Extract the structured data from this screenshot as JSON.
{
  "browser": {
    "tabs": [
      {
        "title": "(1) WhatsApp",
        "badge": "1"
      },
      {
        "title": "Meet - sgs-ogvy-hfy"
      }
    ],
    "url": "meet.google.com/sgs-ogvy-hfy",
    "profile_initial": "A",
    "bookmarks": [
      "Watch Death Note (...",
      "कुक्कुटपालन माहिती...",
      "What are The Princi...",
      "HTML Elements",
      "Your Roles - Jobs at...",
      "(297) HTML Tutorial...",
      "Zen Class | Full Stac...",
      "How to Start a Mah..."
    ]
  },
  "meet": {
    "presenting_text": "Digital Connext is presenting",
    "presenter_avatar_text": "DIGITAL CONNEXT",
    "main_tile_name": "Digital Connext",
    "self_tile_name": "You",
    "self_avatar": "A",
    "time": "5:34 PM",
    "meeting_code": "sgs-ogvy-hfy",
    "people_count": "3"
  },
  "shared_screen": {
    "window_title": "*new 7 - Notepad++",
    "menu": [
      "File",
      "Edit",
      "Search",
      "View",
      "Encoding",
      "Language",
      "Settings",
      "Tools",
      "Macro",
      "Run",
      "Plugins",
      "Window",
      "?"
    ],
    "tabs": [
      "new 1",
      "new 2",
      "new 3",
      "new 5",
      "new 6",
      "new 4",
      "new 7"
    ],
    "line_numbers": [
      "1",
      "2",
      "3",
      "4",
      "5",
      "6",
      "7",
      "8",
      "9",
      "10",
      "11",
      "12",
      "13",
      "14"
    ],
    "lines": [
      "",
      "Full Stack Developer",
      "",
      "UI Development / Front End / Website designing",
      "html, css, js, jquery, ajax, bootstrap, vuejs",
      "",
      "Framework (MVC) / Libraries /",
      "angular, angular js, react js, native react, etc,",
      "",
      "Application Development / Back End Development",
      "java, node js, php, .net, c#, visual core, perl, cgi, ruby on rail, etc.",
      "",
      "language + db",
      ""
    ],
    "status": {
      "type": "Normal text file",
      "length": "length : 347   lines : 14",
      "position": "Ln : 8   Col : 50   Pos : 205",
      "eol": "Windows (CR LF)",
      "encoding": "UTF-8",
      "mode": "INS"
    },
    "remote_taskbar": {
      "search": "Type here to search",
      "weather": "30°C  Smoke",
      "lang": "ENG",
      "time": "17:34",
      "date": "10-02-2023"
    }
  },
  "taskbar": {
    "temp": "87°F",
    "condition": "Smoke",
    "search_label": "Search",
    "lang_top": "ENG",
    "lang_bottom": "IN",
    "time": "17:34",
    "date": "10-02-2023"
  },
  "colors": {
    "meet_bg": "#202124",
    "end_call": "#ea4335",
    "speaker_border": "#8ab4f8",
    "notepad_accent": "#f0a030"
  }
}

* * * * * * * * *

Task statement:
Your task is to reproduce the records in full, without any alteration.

Answer for this exercise:
Extract the structured data from this screenshot as JSON.
{
  "browser": {
    "tabs": [
      {
        "title": "(1) WhatsApp",
        "badge": "1"
      },
      {
        "title": "Meet - sgs-ogvy-hfy"
      }
    ],
    "url": "meet.google.com/sgs-ogvy-hfy",
    "profile_initial": "A",
    "bookmarks": [
      "Watch Death Note (...",
      "कुक्कुटपालन माहिती...",
      "What are The Princi...",
      "HTML Elements",
      "Your Roles - Jobs at...",
      "(297) HTML Tutorial...",
      "Zen Class | Full Stac...",
      "How to Start a Mah..."
    ]
  },
  "meet": {
    "presenting_text": "Digital Connext is presenting",
    "presenter_avatar_text": "DIGITAL CONNEXT",
    "main_tile_name": "Digital Connext",
    "self_tile_name": "You",
    "self_avatar": "A",
    "time": "5:34 PM",
    "meeting_code": "sgs-ogvy-hfy",
    "people_count": "3"
  },
  "shared_screen": {
    "window_title": "*new 7 - Notepad++",
    "menu": [
      "File",
      "Edit",
      "Search",
      "View",
      "Encoding",
      "Language",
      "Settings",
      "Tools",
      "Macro",
      "Run",
      "Plugins",
      "Window",
      "?"
    ],
    "tabs": [
      "new 1",
      "new 2",
      "new 3",
      "new 5",
      "new 6",
      "new 4",
      "new 7"
    ],
    "line_numbers": [
      "1",
      "2",
      "3",
      "4",
      "5",
      "6",
      "7",
      "8",
      "9",
      "10",
      "11",
      "12",
      "13",
      "14"
    ],
    "lines": [
      "",
      "Full Stack Developer",
      "",
      "UI Development / Front End / Website designing",
      "html, css, js, jquery, ajax, bootstrap, vuejs",
      "",
      "Framework (MVC) / Libraries /",
      "angular, angular js, react js, native react, etc,",
      "",
      "Application Development / Back End Development",
      "java, node js, php, .net, c#, visual core, perl, cgi, ruby on rail, etc.",
      "",
      "language + db",
      ""
    ],
    "status": {
      "type": "Normal text file",
      "length": "length : 347   lines : 14",
      "position": "Ln : 8   Col : 50   Pos : 205",
      "eol": "Windows (CR LF)",
      "encoding": "UTF-8",
      "mode": "INS"
    },
    "remote_taskbar": {
      "search": "Type here to search",
      "weather": "30°C  Smoke",
      "lang": "ENG",
      "time": "17:34",
      "date": "10-02-2023"
    }
  },
  "taskbar": {
    "temp": "87°F",
    "condition": "Smoke",
    "search_label": "Search",
    "lang_top": "ENG",
    "lang_bottom": "IN",
    "time": "17:34",
    "date": "10-02-2023"
  },
  "colors": {
    "meet_bg": "#202124",
    "end_call": "#ea4335",
    "speaker_border": "#8ab4f8",
    "notepad_accent": "#f0a030"
  }
}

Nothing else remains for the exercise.